Start of Study material

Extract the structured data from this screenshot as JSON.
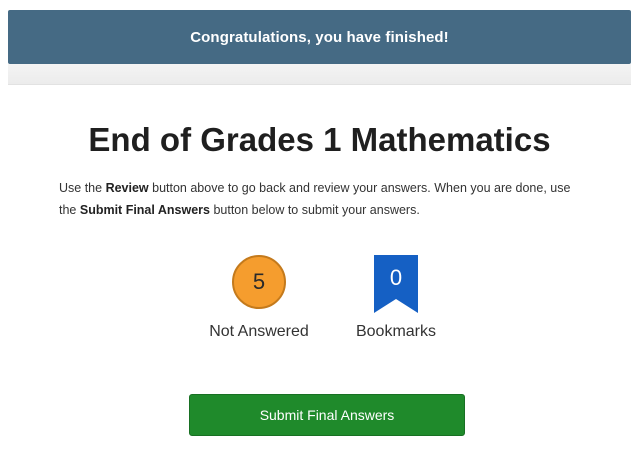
{
  "banner": {
    "message": "Congratulations, you have finished!"
  },
  "main": {
    "title": "End of Grades 1 Mathematics",
    "instructions": {
      "part1": "Use the ",
      "review_label": "Review",
      "part2": " button above to go back and review your answers. When you are done, use the ",
      "submit_label": "Submit Final Answers",
      "part3": " button below to submit your answers."
    },
    "stats": {
      "not_answered": {
        "count": "5",
        "label": "Not Answered",
        "color": "#f59d2e"
      },
      "bookmarks": {
        "count": "0",
        "label": "Bookmarks",
        "icon": "bookmark-icon",
        "color": "#1560c4"
      }
    },
    "submit_button": {
      "label": "Submit Final Answers",
      "color": "#1f8a2b"
    }
  },
  "colors": {
    "banner": "#456a84"
  }
}
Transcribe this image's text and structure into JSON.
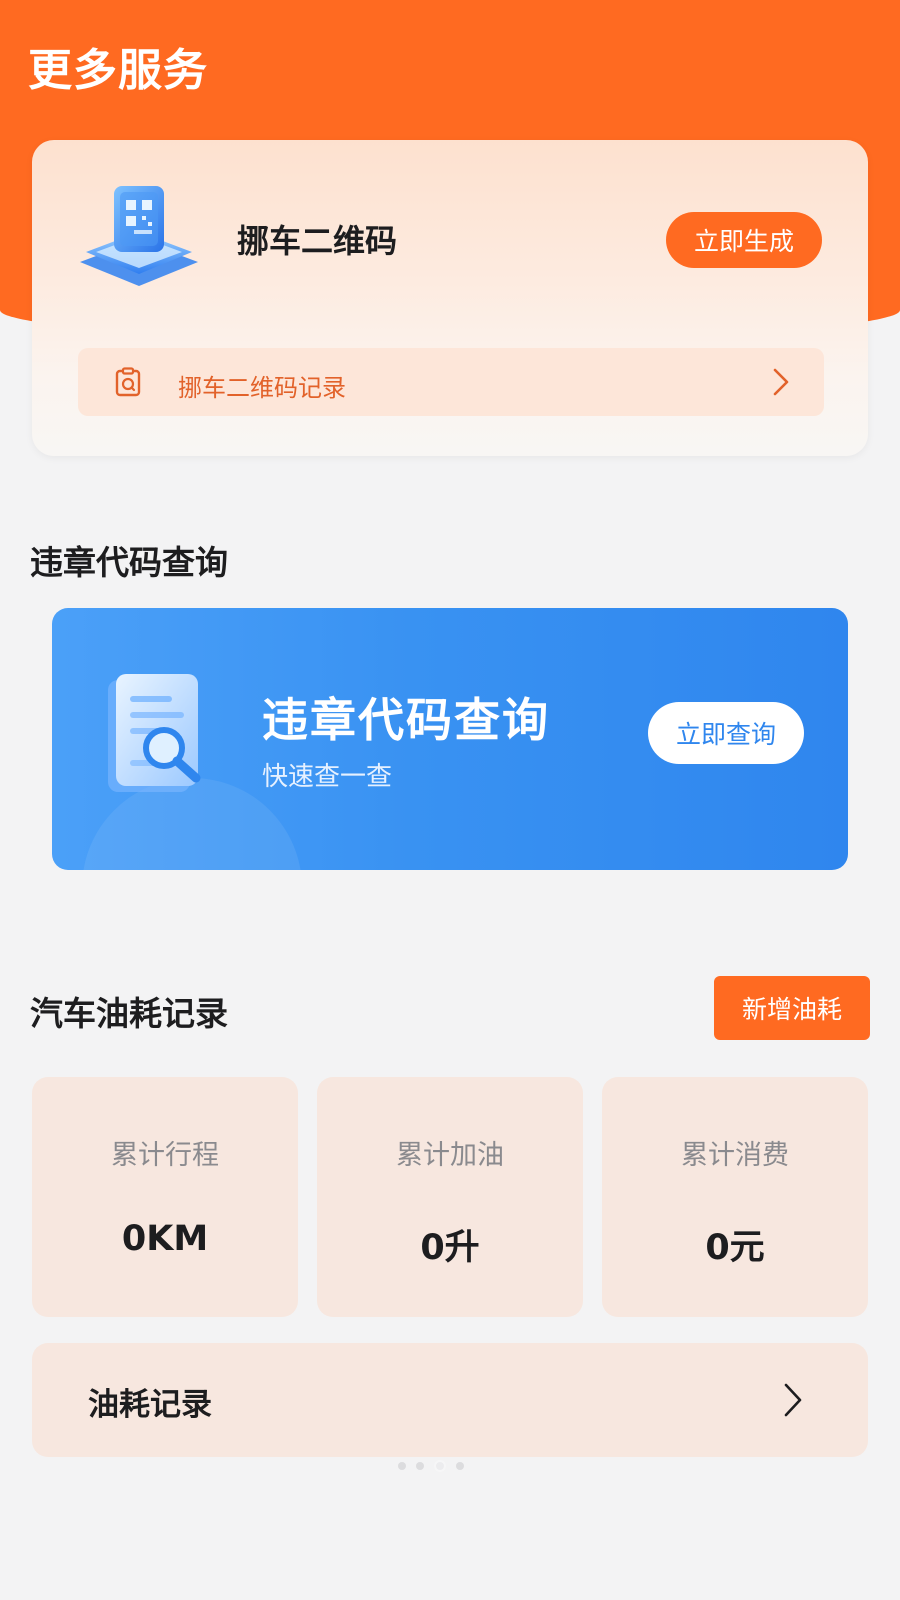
{
  "header": {
    "title": "更多服务"
  },
  "qr_card": {
    "title": "挪车二维码",
    "generate_button": "立即生成",
    "record_row_label": "挪车二维码记录",
    "icons": {
      "main": "qr-code-icon",
      "record": "clipboard-icon",
      "chevron": "chevron-right-icon"
    }
  },
  "violation": {
    "section_title": "违章代码查询",
    "banner_title": "违章代码查询",
    "banner_subtitle": "快速查一查",
    "query_button": "立即查询",
    "icons": {
      "main": "document-search-icon"
    }
  },
  "fuel": {
    "section_title": "汽车油耗记录",
    "add_button": "新增油耗",
    "stats": [
      {
        "label": "累计行程",
        "value": "0KM"
      },
      {
        "label": "累计加油",
        "value": "0升"
      },
      {
        "label": "累计消费",
        "value": "0元"
      }
    ],
    "record_row_label": "油耗记录",
    "icons": {
      "chevron": "chevron-right-icon"
    }
  },
  "pager": {
    "count": 4,
    "active_index": 2
  },
  "colors": {
    "brand_orange": "#ff6a21",
    "banner_blue": "#3992f2",
    "card_peach": "#f7e7df",
    "background": "#f3f3f4"
  }
}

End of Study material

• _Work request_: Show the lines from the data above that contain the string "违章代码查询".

• _Solution to the problem_:
    "section_title": "违章代码查询",
    "banner_title": "违章代码查询",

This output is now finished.